Located only a few minutes’ drive from Statesville is Fort Dobbs — North Carolina’s only frontier fort during the French and Indian War (also known as the Seven Years War).

Although the solid, wooden-block, three-story structure’s dimensions and shape allowed as many as 100 soldiers to fire muskets simultaneously, the fort was manned by only about 50 soldiers. The structure has not been standing for more than two centuries; however, archeologists and historians have determined its dimensions and exact location.

As a result, visitors can see the structure’s dimensions and imagine its bulk and height, observing its exact location by means of a stringed outline secured by posts.

The French and Indian War occurred mostly in what became the northern and midwestern United States. (Parts of the conflict also occurred in Canada). The soon-to-be southern United States saw far fewer engagements (at least on a major scale) and built far fewer forts than their northern colonial counterparts.

To protect its western settlers, North Carolina, in particular, established Fort Dobbs.

Many scholars argue that the Seven Years War was the first global conflict in modern warfare. Involving and influencing other European nations, to be sure, the conflict pitted France and various Indian tribes against the British, American colonists, and various Indian tribes.

For some time, France and Britain had wanted the same land. Not surprisingly, Native American tribes had different degrees of alarm and anticipation regarding French and English encroachment, and accordingly they chose sides in hopes of enhancing their tribal interests.

French trappers and traders had operated in the now midwestern states, and American colonists (not all of English origin) had moved westward for economic and other opportunities. France worked to claim the land via a southward path from Canada to its Louisiana claims. Meanwhile, the English and the colonists moved westward from their eastern settlements.

Eventually the two European nations’ respective longitudinal and latitudinal paths crossed, and conflict ensued. The global conflict lasted — you guessed it! — seven years, from 1756-63.

The British and their allies won the conflict. Eventually, the British government, through parliamentary action, demanded that American colonists to reimburse the British government for providing frontier protection.

Parliament passed the Proclamation of 1763, an act that limited American expansion by placing control over western settlement in the hands of the British government. Parliament later passed the Sugar Act (1764) and the Stamp Act (1765). After decades of “salutary neglect,” many angry American colonists, with an expansionist impulse, put forth arguments proclaiming “No taxation without representation!”
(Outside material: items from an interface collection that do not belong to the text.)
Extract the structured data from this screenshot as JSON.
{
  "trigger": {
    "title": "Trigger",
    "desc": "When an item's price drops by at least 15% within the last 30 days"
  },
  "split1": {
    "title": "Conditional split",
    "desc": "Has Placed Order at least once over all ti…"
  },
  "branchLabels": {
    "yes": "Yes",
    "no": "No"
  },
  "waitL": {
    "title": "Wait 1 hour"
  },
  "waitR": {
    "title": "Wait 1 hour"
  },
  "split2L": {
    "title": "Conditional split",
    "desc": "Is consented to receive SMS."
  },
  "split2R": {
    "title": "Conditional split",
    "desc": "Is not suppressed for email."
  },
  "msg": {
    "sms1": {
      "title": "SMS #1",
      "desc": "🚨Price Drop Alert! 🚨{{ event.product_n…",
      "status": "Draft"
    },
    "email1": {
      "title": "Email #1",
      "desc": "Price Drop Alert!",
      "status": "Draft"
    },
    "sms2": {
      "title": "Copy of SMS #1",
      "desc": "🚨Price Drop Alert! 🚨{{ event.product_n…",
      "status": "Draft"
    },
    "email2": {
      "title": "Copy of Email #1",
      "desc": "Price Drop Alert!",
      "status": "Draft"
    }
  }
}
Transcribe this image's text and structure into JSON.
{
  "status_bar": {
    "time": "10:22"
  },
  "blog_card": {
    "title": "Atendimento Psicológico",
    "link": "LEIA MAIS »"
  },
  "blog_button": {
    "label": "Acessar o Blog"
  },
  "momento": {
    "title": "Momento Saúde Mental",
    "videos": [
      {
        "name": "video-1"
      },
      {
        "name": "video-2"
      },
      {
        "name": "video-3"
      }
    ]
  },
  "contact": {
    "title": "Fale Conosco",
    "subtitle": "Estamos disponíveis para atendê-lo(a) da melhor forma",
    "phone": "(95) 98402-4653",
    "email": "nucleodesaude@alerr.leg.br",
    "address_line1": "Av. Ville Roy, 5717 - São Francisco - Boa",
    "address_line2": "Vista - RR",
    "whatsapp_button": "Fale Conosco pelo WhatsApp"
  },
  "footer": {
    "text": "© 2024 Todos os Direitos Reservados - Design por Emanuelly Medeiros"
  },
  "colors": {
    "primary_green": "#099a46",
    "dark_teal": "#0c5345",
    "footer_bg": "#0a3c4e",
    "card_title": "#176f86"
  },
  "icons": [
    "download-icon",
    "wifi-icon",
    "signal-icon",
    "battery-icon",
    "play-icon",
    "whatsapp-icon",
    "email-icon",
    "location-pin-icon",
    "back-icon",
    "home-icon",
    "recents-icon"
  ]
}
Although North Carolina citizens witnessed minimal fighting within the colony’s boundaries during the French and Indian War, North Carolina militia fought as far north as New York, and North Carolina was the first colony to respond to Virginia’s request for help as English and French interests collided in the Ohio Valley, which Virginia claimed as its territory.

Fort Dobbs is named after North Carolina Royal Gov. Arthur Dobbs, who served from 1759-65 and was credited by historians for working to improve North Carolina’s economic status and educational system while working to establish the Church of England.

The only known conflict to occur at or near Fort Dobbs occurred on Feb. 27, 1760, when approximately 60 Cherokee Inidans failed to take the garrison. According to reports, between 10 and 12 Cherokee were killed or wounded, and two Americans were wounded (one severely).

One boy was killed, but that seemed to be because he unintentionally found himself in harm’s way. It was not uncommon for settlers occasionally to be near the fort for protection, or for merchants and cooks to sell goods or food to soldiers.

During a sweltering day last year in July — when first-come, first-served claims to a shade tree might have been worth as much as owning gold — this historian’s imaginings of what the actual Fort Dobbs might have looked like more than two centuries ago ran rampant.

Troy Kickler served as founding director of the North Carolina History Project.